  2. Suzuki, M., Nakabayashi, R., Ogata, Y., Sakurai, N., Tokimatsu, T., Goto, S., Suzuki, M., Jasinski, M., Martinoia, E., Otagaki, S., Matsumoto, S., Saito, K. and Shiratake, K. (2015b). Multiomics in grape berry skin revealed specific induction of the stilbene synthetic pathway by ultraviolet-C irradiation. Plant Physiol 168(1): 47-59.
  3. Wan, C. Y. and Wilkins, T. A. (1994). A modified hot borate method significantly enhances the yield of high-quality RNA from cotton (Gossypium hirsutum L.). Anal Biochem 223(1): 7-12.


How to cite this protocol: Suzuki, M. and Shiratake, K. (2016). Total RNA Extraction from Grape Berry Skin for Quantitative Reverse Transcription PCR and Microarray Analysis. Bio-protocol 6(7): e1777. DOI: 10.21769/BioProtoc.1777; Full Text



Reproducibility Feedback:

  • Add Photo
  • Add Video

Bio-protocol's major goal is to make reproducing an experiment an easier task. If you have used this protocol, it would be great if you could share your experience by leaving some comments, uploading images or even sharing some videos. Please login to post your feedback.

Q&A and Troubleshooting:

  • Add Photo
  • Add Video

Please login to post your questions/comments. Your questions will be directed to the authors of the protocol. The authors will be requested to answer your questions at their earliest convenience. Once your questions are answered, you will be informed using the email address that you register with bio-protocol.
You are highly recommended to post your data (images or even videos) for the troubleshooting. For uploading videos, you may need a Google account because Bio-protocol uses YouTube to host videos.

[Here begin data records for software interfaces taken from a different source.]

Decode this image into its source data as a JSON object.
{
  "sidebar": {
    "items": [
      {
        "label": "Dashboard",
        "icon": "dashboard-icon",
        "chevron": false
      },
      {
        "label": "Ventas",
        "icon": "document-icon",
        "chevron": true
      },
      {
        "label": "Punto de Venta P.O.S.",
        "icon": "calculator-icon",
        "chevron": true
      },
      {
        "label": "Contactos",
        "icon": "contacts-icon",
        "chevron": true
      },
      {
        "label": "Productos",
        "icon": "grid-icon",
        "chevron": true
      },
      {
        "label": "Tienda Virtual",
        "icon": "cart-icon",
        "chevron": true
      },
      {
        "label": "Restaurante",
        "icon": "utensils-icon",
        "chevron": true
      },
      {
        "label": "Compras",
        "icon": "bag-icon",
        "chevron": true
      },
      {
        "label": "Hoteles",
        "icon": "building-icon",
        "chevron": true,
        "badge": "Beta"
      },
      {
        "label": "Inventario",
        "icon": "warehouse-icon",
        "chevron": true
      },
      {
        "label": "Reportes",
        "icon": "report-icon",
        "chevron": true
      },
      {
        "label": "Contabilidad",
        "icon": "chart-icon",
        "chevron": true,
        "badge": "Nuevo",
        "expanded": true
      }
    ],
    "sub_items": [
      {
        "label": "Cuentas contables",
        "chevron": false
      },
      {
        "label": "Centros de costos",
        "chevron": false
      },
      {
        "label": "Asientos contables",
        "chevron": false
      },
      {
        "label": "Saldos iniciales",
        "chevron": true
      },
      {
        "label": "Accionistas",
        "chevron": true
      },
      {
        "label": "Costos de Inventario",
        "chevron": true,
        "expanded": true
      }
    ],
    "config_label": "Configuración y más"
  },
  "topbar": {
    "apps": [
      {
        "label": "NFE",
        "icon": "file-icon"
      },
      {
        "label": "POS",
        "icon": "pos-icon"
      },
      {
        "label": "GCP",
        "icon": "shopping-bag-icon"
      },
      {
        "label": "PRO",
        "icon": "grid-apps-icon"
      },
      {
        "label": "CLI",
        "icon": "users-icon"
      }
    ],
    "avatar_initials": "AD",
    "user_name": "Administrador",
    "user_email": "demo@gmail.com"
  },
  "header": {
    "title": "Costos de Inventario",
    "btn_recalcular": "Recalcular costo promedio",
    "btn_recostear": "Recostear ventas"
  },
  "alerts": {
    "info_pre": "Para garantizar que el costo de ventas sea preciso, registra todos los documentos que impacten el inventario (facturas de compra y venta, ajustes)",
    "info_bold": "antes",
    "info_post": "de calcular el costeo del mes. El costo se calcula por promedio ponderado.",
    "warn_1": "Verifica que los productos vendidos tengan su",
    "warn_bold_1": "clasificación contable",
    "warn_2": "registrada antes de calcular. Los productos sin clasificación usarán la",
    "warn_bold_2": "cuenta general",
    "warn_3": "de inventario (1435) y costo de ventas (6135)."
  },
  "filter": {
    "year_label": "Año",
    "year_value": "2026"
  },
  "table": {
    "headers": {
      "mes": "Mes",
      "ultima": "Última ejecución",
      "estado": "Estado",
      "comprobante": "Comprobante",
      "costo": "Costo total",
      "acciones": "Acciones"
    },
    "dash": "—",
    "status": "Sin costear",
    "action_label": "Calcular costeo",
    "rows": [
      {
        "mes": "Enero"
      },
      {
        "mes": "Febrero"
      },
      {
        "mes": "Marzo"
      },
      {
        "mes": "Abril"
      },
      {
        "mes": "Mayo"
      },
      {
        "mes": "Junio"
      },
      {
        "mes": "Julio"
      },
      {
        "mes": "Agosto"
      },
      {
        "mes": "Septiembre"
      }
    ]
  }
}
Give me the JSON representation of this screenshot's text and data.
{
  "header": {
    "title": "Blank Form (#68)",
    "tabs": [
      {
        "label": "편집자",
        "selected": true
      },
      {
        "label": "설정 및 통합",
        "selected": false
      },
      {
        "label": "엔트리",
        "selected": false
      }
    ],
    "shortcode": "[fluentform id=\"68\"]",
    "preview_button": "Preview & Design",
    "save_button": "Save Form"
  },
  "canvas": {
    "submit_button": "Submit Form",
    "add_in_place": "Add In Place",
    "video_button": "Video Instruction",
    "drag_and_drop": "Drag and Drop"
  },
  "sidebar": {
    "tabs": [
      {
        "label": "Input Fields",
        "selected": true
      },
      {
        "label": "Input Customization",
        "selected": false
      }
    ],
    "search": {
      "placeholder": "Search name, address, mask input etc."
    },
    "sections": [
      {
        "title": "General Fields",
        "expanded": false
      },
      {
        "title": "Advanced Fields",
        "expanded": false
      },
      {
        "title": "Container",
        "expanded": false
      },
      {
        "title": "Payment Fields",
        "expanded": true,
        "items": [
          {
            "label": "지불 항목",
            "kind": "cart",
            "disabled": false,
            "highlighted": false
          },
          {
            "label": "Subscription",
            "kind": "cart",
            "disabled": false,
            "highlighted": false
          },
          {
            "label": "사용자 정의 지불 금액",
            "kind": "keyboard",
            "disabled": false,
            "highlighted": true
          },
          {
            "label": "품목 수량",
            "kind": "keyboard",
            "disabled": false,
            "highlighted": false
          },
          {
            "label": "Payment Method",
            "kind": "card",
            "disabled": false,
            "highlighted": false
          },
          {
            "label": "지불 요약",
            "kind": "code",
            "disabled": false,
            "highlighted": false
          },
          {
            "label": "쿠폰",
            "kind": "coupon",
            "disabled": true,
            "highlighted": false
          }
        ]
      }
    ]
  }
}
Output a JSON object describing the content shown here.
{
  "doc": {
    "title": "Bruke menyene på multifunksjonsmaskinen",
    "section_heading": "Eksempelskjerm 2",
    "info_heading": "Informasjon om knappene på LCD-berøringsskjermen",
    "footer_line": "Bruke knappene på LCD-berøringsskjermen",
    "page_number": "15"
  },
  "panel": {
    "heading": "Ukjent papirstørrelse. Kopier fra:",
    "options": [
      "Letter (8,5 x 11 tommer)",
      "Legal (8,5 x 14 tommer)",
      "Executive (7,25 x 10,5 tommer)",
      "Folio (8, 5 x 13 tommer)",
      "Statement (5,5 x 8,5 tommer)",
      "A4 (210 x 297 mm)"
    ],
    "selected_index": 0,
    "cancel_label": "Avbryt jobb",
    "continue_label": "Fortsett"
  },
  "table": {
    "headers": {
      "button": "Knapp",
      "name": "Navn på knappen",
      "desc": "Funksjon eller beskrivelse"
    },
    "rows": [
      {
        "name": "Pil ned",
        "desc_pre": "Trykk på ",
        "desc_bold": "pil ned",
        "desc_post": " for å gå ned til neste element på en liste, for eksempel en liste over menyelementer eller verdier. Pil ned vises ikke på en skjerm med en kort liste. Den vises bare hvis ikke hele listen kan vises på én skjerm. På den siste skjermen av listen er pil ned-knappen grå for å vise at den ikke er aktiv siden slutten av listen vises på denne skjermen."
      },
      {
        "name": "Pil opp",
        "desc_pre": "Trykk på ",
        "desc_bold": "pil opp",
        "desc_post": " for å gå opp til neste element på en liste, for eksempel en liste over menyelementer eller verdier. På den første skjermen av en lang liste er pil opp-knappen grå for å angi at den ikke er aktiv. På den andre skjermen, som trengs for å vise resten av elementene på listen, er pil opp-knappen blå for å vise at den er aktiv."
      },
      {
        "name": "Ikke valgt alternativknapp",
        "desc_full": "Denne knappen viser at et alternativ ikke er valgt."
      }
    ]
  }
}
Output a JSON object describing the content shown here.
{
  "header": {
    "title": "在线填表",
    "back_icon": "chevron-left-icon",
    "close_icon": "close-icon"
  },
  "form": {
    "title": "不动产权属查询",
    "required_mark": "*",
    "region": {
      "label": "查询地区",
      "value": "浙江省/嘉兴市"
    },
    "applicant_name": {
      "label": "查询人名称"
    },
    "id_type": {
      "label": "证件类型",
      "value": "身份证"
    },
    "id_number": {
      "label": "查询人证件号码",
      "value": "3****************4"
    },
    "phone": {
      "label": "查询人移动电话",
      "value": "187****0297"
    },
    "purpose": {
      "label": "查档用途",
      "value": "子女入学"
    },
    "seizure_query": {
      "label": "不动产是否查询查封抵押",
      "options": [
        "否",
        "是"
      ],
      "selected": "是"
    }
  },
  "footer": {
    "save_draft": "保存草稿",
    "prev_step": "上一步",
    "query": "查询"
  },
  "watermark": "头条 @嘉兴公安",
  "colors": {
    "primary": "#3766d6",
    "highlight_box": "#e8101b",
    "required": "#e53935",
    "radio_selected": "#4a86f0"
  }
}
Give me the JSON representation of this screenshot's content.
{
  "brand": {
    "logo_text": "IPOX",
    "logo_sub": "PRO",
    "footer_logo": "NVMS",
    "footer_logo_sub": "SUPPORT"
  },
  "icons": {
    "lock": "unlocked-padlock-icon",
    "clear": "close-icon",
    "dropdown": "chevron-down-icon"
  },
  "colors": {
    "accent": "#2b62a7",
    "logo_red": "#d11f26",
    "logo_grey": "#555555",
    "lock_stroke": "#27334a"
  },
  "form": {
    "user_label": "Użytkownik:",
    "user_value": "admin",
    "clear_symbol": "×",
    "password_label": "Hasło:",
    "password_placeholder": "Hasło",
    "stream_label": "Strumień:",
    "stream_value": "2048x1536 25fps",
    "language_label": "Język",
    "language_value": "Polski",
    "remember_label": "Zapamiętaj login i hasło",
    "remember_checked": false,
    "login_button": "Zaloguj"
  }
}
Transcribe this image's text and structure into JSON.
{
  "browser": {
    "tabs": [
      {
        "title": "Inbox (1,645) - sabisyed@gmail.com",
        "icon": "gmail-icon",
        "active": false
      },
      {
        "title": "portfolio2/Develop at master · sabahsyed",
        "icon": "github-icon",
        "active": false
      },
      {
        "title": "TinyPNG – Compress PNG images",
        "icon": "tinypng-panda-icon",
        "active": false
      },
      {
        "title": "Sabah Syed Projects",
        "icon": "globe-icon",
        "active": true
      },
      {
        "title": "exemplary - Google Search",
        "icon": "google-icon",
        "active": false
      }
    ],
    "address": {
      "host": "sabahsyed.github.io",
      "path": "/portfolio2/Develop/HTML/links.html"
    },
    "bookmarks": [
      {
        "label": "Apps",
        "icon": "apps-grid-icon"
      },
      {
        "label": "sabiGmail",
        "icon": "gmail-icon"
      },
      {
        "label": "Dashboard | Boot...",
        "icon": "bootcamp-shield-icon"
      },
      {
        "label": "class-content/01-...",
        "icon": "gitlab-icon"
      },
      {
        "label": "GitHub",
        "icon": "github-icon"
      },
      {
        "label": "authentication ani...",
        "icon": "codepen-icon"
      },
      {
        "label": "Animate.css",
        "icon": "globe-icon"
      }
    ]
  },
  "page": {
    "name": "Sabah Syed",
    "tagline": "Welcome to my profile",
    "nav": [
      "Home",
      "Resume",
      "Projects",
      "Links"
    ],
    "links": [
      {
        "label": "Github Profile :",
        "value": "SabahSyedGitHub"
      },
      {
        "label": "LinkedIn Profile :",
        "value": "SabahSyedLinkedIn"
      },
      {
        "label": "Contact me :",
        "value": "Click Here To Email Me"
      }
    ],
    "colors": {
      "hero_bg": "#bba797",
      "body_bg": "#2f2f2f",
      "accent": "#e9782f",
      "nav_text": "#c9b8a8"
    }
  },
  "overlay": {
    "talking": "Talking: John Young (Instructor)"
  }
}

Login | Register
Share
Twitter Twitter
LinkedIn LinkedIn
Google+ Google+
Facebook Facebook